Development of financing the energy transition

To support its clients in financing a less carbon-intensive economy:

  • Societe Generale announces that it has set itself the objective to contribute to raising €100 billion in financing for the energy transition between 2016 and 2020. The Group will provide, through advisory and financing, a contribution of approximately €15 billion to the renewable energy sector - a sector in which the bank is one of the world leaders - and aims to direct (or co-direct) Green Bond issues for a nominal amount of approximately €85 billion on the same period. Societe Generale undertakes to regularly report the amounts realised.

The consolidated "Sustainable and Positive Impact Finance" offering within the global banking and investor solutions activities will contribute to these new objectives. Societe Generale aims to strengthen its pioneering position in the definition of the Positive Impact Finance*, which is a response to the funding of Sustainable Development Goals as defined by the United Nations, thereby supporting the positive impact of its clients' activities.


Strengthening the Group’s E&S policies

  • Societe Generale will no longer finance production of oil from oil sands anywhere in the world, and no longer finance the production of Arctic oil.
  • The Group will provide its support only to oil and gas companies who implement, or commit to implement the necessary measures to limit routine flaring and gas losses.
  • The Group will provide its support only to companies using hydraulic fracturing techniques that implement, or commit to implement, the best Environmental & Social practices, in line with the IEA Golden Rules.
  • The Group commits to regularly report on its Oil & Gas portfolio E&S performance.
  • Finally, the Group commits to reinforce its standards for the respect of indigenous populations’ rights, in line with international standards, on a global basis.

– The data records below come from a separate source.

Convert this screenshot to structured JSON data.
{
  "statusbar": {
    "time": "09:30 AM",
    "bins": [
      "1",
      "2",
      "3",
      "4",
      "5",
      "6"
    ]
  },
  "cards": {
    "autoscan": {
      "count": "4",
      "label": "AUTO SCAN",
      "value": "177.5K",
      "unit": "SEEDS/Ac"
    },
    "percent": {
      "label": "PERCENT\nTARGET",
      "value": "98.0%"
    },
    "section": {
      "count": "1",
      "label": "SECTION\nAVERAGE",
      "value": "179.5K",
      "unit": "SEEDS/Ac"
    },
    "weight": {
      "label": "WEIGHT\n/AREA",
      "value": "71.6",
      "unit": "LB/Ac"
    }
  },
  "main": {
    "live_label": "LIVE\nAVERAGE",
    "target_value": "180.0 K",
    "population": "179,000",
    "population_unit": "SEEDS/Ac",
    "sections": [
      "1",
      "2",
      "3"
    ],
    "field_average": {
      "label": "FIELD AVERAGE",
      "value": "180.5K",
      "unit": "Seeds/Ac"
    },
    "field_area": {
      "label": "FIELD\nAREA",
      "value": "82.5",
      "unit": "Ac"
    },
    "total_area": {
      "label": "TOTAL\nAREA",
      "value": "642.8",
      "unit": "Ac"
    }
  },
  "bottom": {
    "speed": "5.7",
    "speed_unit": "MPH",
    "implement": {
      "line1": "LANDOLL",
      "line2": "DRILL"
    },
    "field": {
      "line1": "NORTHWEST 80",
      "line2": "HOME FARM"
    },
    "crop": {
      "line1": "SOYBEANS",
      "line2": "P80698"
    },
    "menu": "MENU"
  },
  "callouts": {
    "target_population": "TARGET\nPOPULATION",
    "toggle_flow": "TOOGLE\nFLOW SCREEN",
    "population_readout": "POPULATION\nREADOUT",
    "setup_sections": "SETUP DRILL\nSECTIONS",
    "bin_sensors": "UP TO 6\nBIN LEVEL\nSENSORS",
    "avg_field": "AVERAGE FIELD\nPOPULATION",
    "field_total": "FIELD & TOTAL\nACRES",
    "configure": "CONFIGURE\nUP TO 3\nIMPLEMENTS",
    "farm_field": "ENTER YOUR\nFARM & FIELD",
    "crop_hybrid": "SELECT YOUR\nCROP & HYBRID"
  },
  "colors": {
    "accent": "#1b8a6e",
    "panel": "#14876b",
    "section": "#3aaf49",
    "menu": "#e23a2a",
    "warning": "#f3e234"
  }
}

The Group also has 11 sector policies covering environmentally and socially sensitive sectors. Its "coal" policy contributes particularly to climate risk management. The Bank has ceased the dedicated financing of coal-fuelled power plants, coal mines or related infrastructures anywhere in the world.


Reduction of the Group's carbon footprint

  • Societe Generale reinforces its goal of reducing its carbon footprint by 25% of its CO2 emissions per employee by 2020 compared to 2014. This desire to reduce emissions is accompanied by innovative initiatives such as the internal carbon tax applied to all entities based on their carbon footprint, which finances internal programs for environmental efficiency. Over the past five years, this tax has generated €95 million in savings, avoided more than 38,000 tons of CO2 and saved 220 GWh, the annual consumption of about 30,000 French households.


Driving force in the sustainable and low carbon development of Africa

  • Building on its broad historical presence in 19 African countries, Societe Generale has placed the sustainable development of the African continent at the heart of its strategic priorities. The Group is committed to playing a leading role with private and public sector players in Africa's low carbon development, particularly in the area of energy infrastructure, which is essential for the sustainable economic growth of these countries. This dynamic of support for Africa's development is anchored in the Bank's historic commitments alongside local and international partners such as microfinance institutions, impact funds or international programs to support local SMEs. It aims at a sustainable development with a positive impact designed in a collaborative and inclusive framework.

Press contact:
Florence Schwob - +33 (0)1 42 13 23 49 / +44 (0)207 762 4171 - -

Notes to editors:
*Societe Generale is a pioneer of “Positive Impact Finance”. It is the one which verifiably produces a positive impact on one of the 3 pillars of sustainable development - the economy, the society or the environment - whilst ensuring any potential negative impacts have been duly identified and mitigated. Principles for Positive Impact have been launched in Paris early 2017 with UNEP.